How to complete this task:
Filter these entries, keeping only lines that hold the word "basket".

[Records from a collection]
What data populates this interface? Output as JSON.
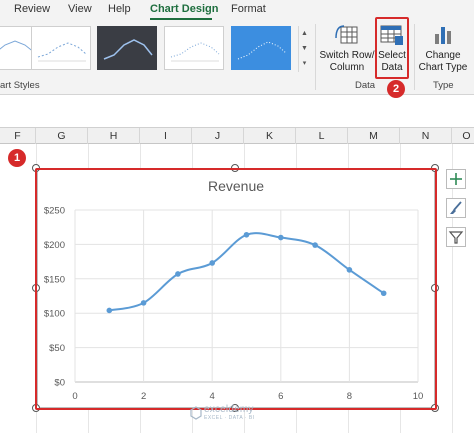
{
  "ribbon": {
    "tabs": [
      "Review",
      "View",
      "Help",
      "Chart Design",
      "Format"
    ],
    "active_tab": "Chart Design",
    "groups": {
      "chart_styles": "art Styles",
      "data": "Data",
      "type": "Type"
    },
    "buttons": {
      "switch_row_column_line1": "Switch Row/",
      "switch_row_column_line2": "Column",
      "select_data_line1": "Select",
      "select_data_line2": "Data",
      "change_chart_type_line1": "Change",
      "change_chart_type_line2": "Chart Type"
    }
  },
  "steps": {
    "step1": "1",
    "step2": "2"
  },
  "sheet": {
    "columns": [
      "F",
      "G",
      "H",
      "I",
      "J",
      "K",
      "L",
      "M",
      "N",
      "O"
    ]
  },
  "chart_data": {
    "type": "scatter",
    "title": "Revenue",
    "xlim": [
      0,
      10
    ],
    "ylim": [
      0,
      250
    ],
    "x_ticks": [
      "0",
      "2",
      "4",
      "6",
      "8",
      "10"
    ],
    "y_ticks": [
      "$0",
      "$50",
      "$100",
      "$150",
      "$200",
      "$250"
    ],
    "x": [
      1,
      2,
      3,
      4,
      5,
      6,
      7,
      8,
      9
    ],
    "y": [
      104,
      115,
      157,
      173,
      214,
      210,
      199,
      163,
      129
    ],
    "line_style": "smooth",
    "grid": true,
    "color": "#5b9bd5"
  },
  "side_tools": [
    "plus-icon",
    "brush-icon",
    "filter-icon"
  ],
  "watermark": {
    "name": "exceldemy",
    "tagline": "EXCEL · DATA · BI"
  }
}
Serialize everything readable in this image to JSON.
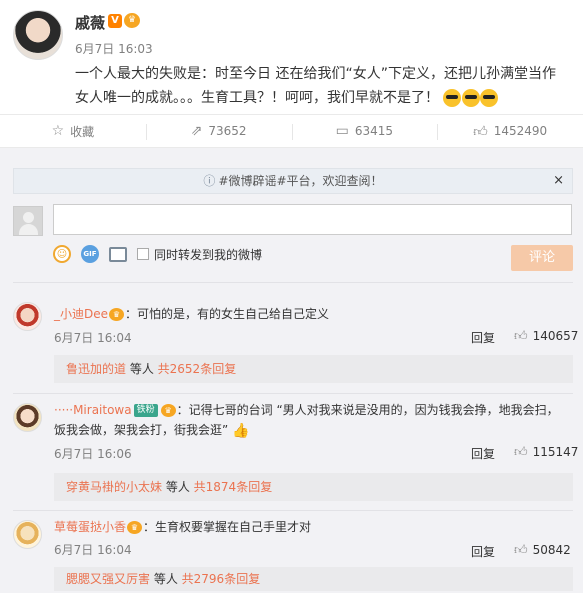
{
  "post": {
    "author": "戚薇",
    "v_badge": "V",
    "vip_badge": "♛",
    "time": "6月7日 16:03",
    "text": "一个人最大的失败是：时至今日 还在给我们“女人”下定义，还把儿孙满堂当作女人唯一的成就。。。生育工具？！呵呵，我们早就不是了！",
    "emoji_count": 3
  },
  "actions": {
    "favorite": "收藏",
    "repost": "73652",
    "comment": "63415",
    "like": "1452490"
  },
  "notice": {
    "text": "#微博辟谣#平台，欢迎查阅！",
    "close": "×"
  },
  "composer": {
    "repost_label": "同时转发到我的微博",
    "submit_label": "评论",
    "gif_label": "GIF"
  },
  "comments": [
    {
      "user": "_小迪Dee",
      "text": "：可怕的是，有的女生自己给自己定义",
      "time": "6月7日 16:04",
      "reply": "回复",
      "likes": "140657",
      "reply_user": "鲁迅加的道",
      "reply_mid": " 等人 ",
      "reply_count": "共2652条回复"
    },
    {
      "user": "·····Miraitowa",
      "fan_badge": "铁粉",
      "text": "：记得七哥的台词 “男人对我来说是没用的，因为钱我会挣，地我会扫，饭我会做，架我会打，街我会逛”",
      "time": "6月7日 16:06",
      "reply": "回复",
      "likes": "115147",
      "reply_user": "穿黄马褂的小太妹",
      "reply_mid": " 等人 ",
      "reply_count": "共1874条回复"
    },
    {
      "user": "草莓蛋挞小香",
      "text": "：生育权要掌握在自己手里才对",
      "time": "6月7日 16:04",
      "reply": "回复",
      "likes": "50842",
      "reply_user": "腮腮又强又厉害",
      "reply_mid": " 等人 ",
      "reply_count": "共2796条回复"
    }
  ],
  "colors": {
    "accent": "#eb7350",
    "submit_disabled": "#f6c9a8",
    "panel_bg": "#f2f2f5"
  }
}
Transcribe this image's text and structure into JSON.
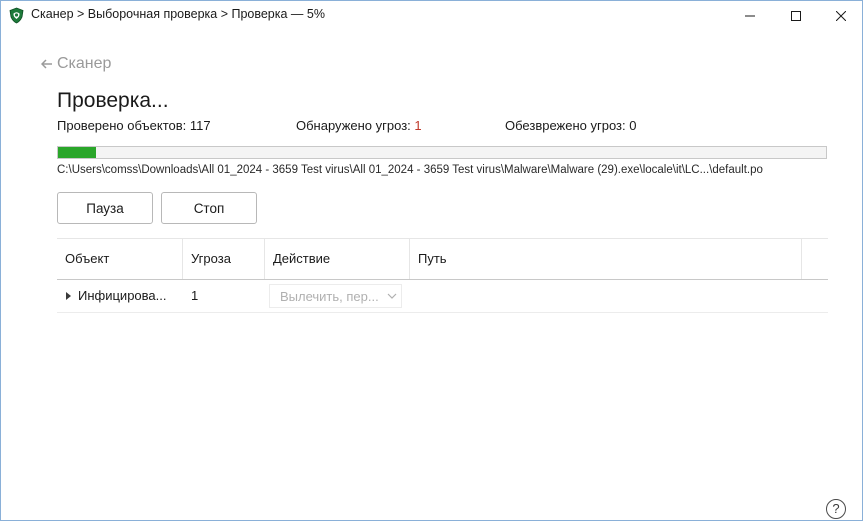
{
  "window": {
    "title": "Сканер > Выборочная проверка > Проверка — 5%",
    "app_icon": "kaspersky-shield-icon"
  },
  "nav": {
    "back_label": "Сканер"
  },
  "page": {
    "title": "Проверка..."
  },
  "stats": {
    "checked_label": "Проверено объектов:",
    "checked_value": "117",
    "found_label": "Обнаружено угроз:",
    "found_value": "1",
    "neutralized_label": "Обезврежено угроз:",
    "neutralized_value": "0"
  },
  "progress": {
    "percent": 5,
    "fill_color": "#2aa62a",
    "current_path": "C:\\Users\\comss\\Downloads\\All 01_2024 - 3659 Test virus\\All 01_2024 - 3659 Test virus\\Malware\\Malware  (29).exe\\locale\\it\\LC...\\default.po"
  },
  "buttons": {
    "pause_label": "Пауза",
    "stop_label": "Стоп"
  },
  "table": {
    "columns": [
      "Объект",
      "Угроза",
      "Действие",
      "Путь"
    ],
    "rows": [
      {
        "object": "Инфицирова...",
        "threat": "1",
        "action": "Вылечить, пер...",
        "path": ""
      }
    ]
  },
  "help": {
    "label": "?"
  }
}
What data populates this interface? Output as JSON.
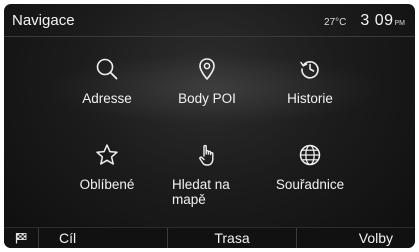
{
  "header": {
    "title": "Navigace",
    "temperature": "27°C",
    "time": "3 09",
    "ampm": "PM"
  },
  "menu": [
    {
      "label": "Adresse",
      "icon": "search-icon"
    },
    {
      "label": "Body POI",
      "icon": "map-pin-icon"
    },
    {
      "label": "Historie",
      "icon": "history-icon"
    },
    {
      "label": "Oblíbené",
      "icon": "star-icon"
    },
    {
      "label": "Hledat na mapě",
      "icon": "hand-pointer-icon"
    },
    {
      "label": "Souřadnice",
      "icon": "globe-icon"
    }
  ],
  "bottom_bar": {
    "flag_icon": "checkered-flag-icon",
    "route_label": "Cíl",
    "trace_label": "Trasa",
    "options_label": "Volby"
  },
  "colors": {
    "background": "#1c1c1c",
    "text": "#f2f2f2",
    "accent_line": "#3a3a3a"
  }
}
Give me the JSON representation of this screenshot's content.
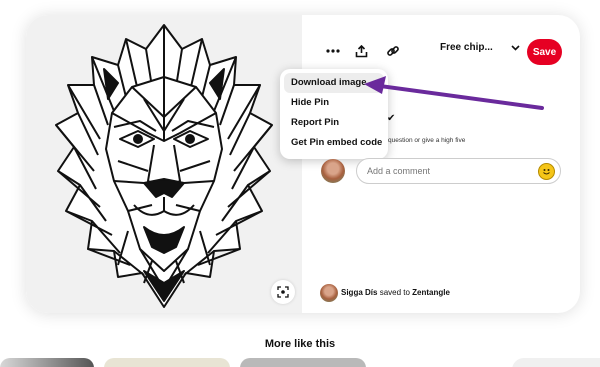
{
  "pin": {
    "image_alt": "Geometric zentangle lion head line art"
  },
  "toolbar": {
    "more_icon": "ellipsis-icon",
    "share_icon": "share-upload-icon",
    "link_icon": "link-icon",
    "board_label": "Free chip...",
    "board_chevron_icon": "chevron-down-icon",
    "save_label": "Save"
  },
  "menu": {
    "items": [
      {
        "label": "Download image"
      },
      {
        "label": "Hide Pin"
      },
      {
        "label": "Report Pin"
      },
      {
        "label": "Get Pin embed code"
      }
    ]
  },
  "behind_menu": {
    "check": "✔",
    "prompt": "question or give a high five"
  },
  "comments": {
    "placeholder": "Add a comment",
    "emoji_icon": "emoji-icon"
  },
  "saved_by": {
    "user": "Sigga Dís",
    "action": "saved to",
    "board": "Zentangle"
  },
  "section": {
    "title": "More like this"
  },
  "colors": {
    "save": "#e60023",
    "annotation_arrow": "#6a2a9c"
  }
}
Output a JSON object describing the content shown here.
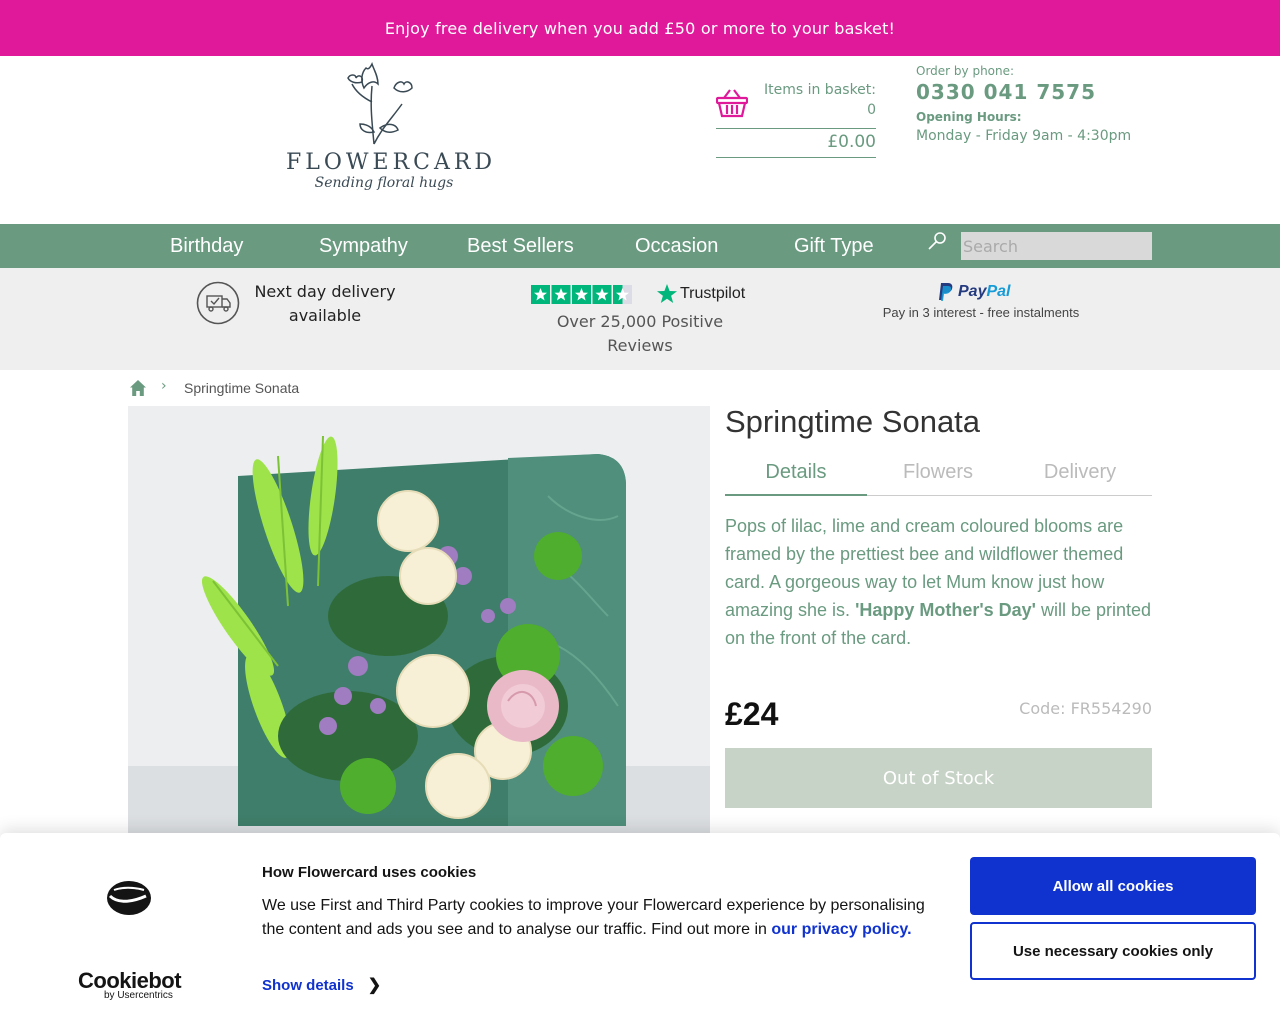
{
  "promo": {
    "text": "Enjoy free delivery when you add £50 or more to your basket!"
  },
  "header": {
    "logo_name": "FLOWERCARD",
    "logo_tagline": "Sending floral hugs",
    "basket": {
      "label": "Items in basket:",
      "count": "0",
      "total": "£0.00",
      "icon": "basket-icon"
    },
    "phone": {
      "label": "Order by phone:",
      "number": "0330 041 7575",
      "hours_label": "Opening Hours:",
      "hours": "Monday - Friday 9am - 4:30pm"
    }
  },
  "nav": {
    "items": [
      "Birthday",
      "Sympathy",
      "Best Sellers",
      "Occasion",
      "Gift Type"
    ],
    "search_placeholder": "Search",
    "search_icon": "search-icon"
  },
  "usp": {
    "delivery": "Next day delivery available",
    "trustpilot_brand": "Trustpilot",
    "trustpilot_text": "Over 25,000 Positive Reviews",
    "trustpilot_rating": 4.5,
    "paypal_brand_a": "Pay",
    "paypal_brand_b": "Pal",
    "paypal_text": "Pay in 3 interest - free instalments"
  },
  "breadcrumb": {
    "home_icon": "home-icon",
    "current": "Springtime Sonata"
  },
  "product": {
    "title": "Springtime Sonata",
    "tabs": [
      "Details",
      "Flowers",
      "Delivery"
    ],
    "active_tab": "Details",
    "description_pre": "Pops of lilac, lime and cream coloured blooms are framed by the prettiest bee and wildflower themed card. A gorgeous way to let Mum know just how amazing she is. ",
    "description_bold": "'Happy Mother's Day'",
    "description_post": " will be printed on the front of the card.",
    "price": "£24",
    "code": "Code: FR554290",
    "stock_button": "Out of Stock"
  },
  "cookie": {
    "brand": "Cookiebot",
    "brand_sub": "by Usercentrics",
    "title": "How Flowercard uses cookies",
    "text": "We use First and Third Party cookies to improve your Flowercard experience by personalising the content and ads you see and to analyse our traffic. Find out more in ",
    "link": "our privacy policy.",
    "show_details": "Show details",
    "allow_all": "Allow all cookies",
    "necessary_only": "Use necessary cookies only"
  },
  "colors": {
    "promo_bg": "#e0199a",
    "brand_green": "#6a9a80",
    "cookie_blue": "#1032cf",
    "stock_button_bg": "#c8d3c8"
  }
}
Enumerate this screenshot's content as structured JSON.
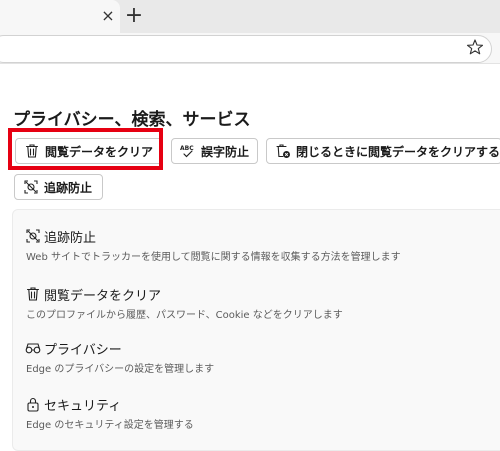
{
  "tabbar": {
    "close_glyph": "×",
    "new_tab_glyph": "+"
  },
  "page": {
    "title": "プライバシー、検索、サービス"
  },
  "chips": [
    {
      "label": "閲覧データをクリア",
      "icon": "trash-icon"
    },
    {
      "label": "誤字防止",
      "icon": "spellcheck-icon"
    },
    {
      "label": "閉じるときに閲覧データをクリアする",
      "icon": "trash-close-icon"
    },
    {
      "label": "追跡防止",
      "icon": "tracking-prevention-icon"
    }
  ],
  "items": [
    {
      "label": "追跡防止",
      "desc": "Web サイトでトラッカーを使用して閲覧に関する情報を収集する方法を管理します",
      "icon": "tracking-prevention-icon"
    },
    {
      "label": "閲覧データをクリア",
      "desc": "このプロファイルから履歴、パスワード、Cookie などをクリアします",
      "icon": "trash-icon"
    },
    {
      "label": "プライバシー",
      "desc": "Edge のプライバシーの設定を管理します",
      "icon": "glasses-icon"
    },
    {
      "label": "セキュリティ",
      "desc": "Edge のセキュリティ設定を管理する",
      "icon": "lock-icon"
    }
  ],
  "colors": {
    "highlight": "#e60012",
    "panel_bg": "#f9f9f9"
  }
}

Solved problem:
    "text": "Enjoy free delivery when you add £50 or more to your basket!"
    "basket": {
      "label": "Items in basket:",
      "icon": "basket-icon"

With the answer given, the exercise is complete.